Answer: This is a great question that I have received many times. Simply put, there are no more carbohydrates in the whole milk versus the 2%. Plain cow’s milk will have the same amount of carbohydrates despite percentage differences. The percent refers to the fat content, not carbohydrates. Cow’s milk has about 12 grams of carbohydrates per cup, whether you are drinking 1%, 2% or whole milk. If you are worried about carbohydrates, changing the percentage will not make a difference. However, as the percentage of fat increases so do the calories. For example, skim milk has about 100 calories per cup versus whole milk, which has 160 calories per cup. If your goal is heart health and weight management, good work, as the 2% is the middle of the road.
There is also something to be said about having milk before bed. We have discussed how it contains carbohydrates. But we still need to discuss protein content. Cow’s milk has about 8 grams of protein per cup. In terms of macronutrients which are carbs, protein, and fat, cow’s milk is a very balanced snack. Studies have shown that consuming a balanced bedtime snack improves morning blood glucose. Please note that for this snack, the term balanced not only refers to which nutrients it contains, but also the amount of those nutrients. For cow’s milk, a serving is considered 1 8-ounce cup, as opposed to 1 glass.
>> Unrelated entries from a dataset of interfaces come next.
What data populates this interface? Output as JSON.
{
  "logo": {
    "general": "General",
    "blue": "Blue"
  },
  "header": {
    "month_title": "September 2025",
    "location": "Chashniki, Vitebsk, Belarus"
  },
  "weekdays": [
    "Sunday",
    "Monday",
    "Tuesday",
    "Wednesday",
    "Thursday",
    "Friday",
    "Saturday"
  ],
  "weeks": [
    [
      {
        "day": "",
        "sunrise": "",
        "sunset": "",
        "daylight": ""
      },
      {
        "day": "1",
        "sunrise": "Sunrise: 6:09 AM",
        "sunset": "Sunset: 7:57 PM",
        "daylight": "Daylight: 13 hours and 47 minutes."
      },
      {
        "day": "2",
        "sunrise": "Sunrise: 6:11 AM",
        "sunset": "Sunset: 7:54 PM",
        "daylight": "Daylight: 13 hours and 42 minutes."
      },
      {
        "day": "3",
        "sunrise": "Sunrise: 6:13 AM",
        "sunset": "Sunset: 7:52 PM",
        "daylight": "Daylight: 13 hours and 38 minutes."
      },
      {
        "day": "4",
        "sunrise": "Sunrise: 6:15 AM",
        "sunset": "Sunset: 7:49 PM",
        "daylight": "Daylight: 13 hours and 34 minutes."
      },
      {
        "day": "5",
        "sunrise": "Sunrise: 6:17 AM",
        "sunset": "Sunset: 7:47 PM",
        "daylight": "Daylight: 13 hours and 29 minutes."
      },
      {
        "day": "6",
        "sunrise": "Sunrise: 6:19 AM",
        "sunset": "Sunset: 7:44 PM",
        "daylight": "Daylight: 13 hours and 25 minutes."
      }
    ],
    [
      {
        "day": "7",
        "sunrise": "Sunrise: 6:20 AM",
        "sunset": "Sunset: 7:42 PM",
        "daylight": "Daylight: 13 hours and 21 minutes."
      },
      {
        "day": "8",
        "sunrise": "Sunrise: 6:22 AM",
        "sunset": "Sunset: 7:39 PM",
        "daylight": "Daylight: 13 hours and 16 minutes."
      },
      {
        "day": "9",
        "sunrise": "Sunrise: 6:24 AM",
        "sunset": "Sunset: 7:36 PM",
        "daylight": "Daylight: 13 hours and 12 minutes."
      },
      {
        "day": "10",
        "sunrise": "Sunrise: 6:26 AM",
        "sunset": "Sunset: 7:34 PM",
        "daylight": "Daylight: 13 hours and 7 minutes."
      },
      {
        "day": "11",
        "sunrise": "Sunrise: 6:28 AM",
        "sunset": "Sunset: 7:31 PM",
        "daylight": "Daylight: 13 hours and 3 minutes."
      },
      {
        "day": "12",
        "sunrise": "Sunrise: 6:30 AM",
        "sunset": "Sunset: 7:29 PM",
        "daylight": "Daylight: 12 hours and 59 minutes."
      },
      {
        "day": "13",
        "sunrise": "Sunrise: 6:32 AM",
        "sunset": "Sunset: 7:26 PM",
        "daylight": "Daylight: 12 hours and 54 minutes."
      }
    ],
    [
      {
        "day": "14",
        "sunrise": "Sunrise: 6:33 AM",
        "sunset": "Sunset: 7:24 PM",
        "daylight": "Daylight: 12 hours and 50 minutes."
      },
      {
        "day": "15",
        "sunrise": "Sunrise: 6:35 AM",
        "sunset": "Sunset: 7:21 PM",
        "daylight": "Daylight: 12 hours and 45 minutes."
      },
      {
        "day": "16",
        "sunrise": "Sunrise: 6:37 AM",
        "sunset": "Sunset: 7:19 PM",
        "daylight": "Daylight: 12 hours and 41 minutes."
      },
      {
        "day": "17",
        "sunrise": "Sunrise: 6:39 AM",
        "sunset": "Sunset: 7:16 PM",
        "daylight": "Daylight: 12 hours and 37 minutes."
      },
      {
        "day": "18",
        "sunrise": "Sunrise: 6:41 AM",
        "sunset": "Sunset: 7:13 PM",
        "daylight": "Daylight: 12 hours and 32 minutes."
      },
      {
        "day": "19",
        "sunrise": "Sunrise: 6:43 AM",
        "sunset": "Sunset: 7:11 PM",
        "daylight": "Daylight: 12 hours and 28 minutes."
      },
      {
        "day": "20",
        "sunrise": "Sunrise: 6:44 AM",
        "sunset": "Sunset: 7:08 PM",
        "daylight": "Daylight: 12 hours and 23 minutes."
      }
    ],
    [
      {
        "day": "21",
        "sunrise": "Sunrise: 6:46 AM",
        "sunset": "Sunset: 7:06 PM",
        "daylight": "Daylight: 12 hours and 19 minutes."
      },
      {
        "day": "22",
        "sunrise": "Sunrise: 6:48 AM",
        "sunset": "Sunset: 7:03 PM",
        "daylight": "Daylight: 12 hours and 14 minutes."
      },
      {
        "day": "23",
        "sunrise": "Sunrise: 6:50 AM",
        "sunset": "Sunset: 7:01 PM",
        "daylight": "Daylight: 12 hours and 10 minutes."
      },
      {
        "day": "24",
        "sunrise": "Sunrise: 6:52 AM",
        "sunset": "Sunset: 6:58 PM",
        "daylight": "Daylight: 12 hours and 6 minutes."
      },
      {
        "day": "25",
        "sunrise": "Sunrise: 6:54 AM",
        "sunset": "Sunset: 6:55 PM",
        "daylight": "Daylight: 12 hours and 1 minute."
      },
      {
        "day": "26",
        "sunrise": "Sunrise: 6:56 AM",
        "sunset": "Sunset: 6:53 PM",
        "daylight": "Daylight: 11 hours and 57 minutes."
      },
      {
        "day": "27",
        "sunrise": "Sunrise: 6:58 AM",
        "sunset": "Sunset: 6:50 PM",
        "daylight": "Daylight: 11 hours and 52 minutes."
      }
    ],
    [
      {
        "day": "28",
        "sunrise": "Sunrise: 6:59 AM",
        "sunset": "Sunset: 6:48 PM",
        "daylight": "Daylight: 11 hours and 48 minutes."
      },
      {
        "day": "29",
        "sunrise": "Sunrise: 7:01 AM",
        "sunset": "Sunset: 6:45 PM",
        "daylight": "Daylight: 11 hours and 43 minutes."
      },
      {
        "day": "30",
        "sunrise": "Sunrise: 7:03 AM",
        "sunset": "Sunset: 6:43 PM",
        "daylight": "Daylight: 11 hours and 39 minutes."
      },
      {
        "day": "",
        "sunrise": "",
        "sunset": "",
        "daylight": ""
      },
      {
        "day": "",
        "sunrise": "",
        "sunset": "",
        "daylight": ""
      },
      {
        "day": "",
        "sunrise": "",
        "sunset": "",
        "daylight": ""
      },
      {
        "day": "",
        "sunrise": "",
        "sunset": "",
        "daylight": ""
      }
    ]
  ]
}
The amount is important, because having double the amount of calories or carbohydrates could spike your sugar too high or put your energy budget over that which your body needs.
More and more individuals are switching to plant-based milks and there are many choices on the market. Plant-based milks vary in sugar, carbohydrate, fat, and calorie content depending on what they are made from. Let’s compare plain almond, plain oat and plain soy milk. Typically, the nut based milks are lower in carbohydrates and calories, so a serving size would be 2 cups versus only 1 cup. The barrier that many face with switching to almond milk from cow’s milk is the texture difference. The expectation is for almond to replicate the thickness of cow’s milk and it does not. Almond milk is very thin. In my personal opinion, the closest plant-based alternative to cow’s milk texture is oat milk. Oat milk is higher in carbohydrates than others with about 19 grams, but lower in calories than cow’s milk. Lastly, I want to mention soy milk. Despite the surrounding controversy, soy milk is the only plant-based milk with any substantial protein content. Other than soy, the other plant-based milks do not contain much protein. If you choose almond, cashew, or oat milk as a bedtime snack, I would recommend eating a source of protein to help the carbohydrates digest slowly as you slumber.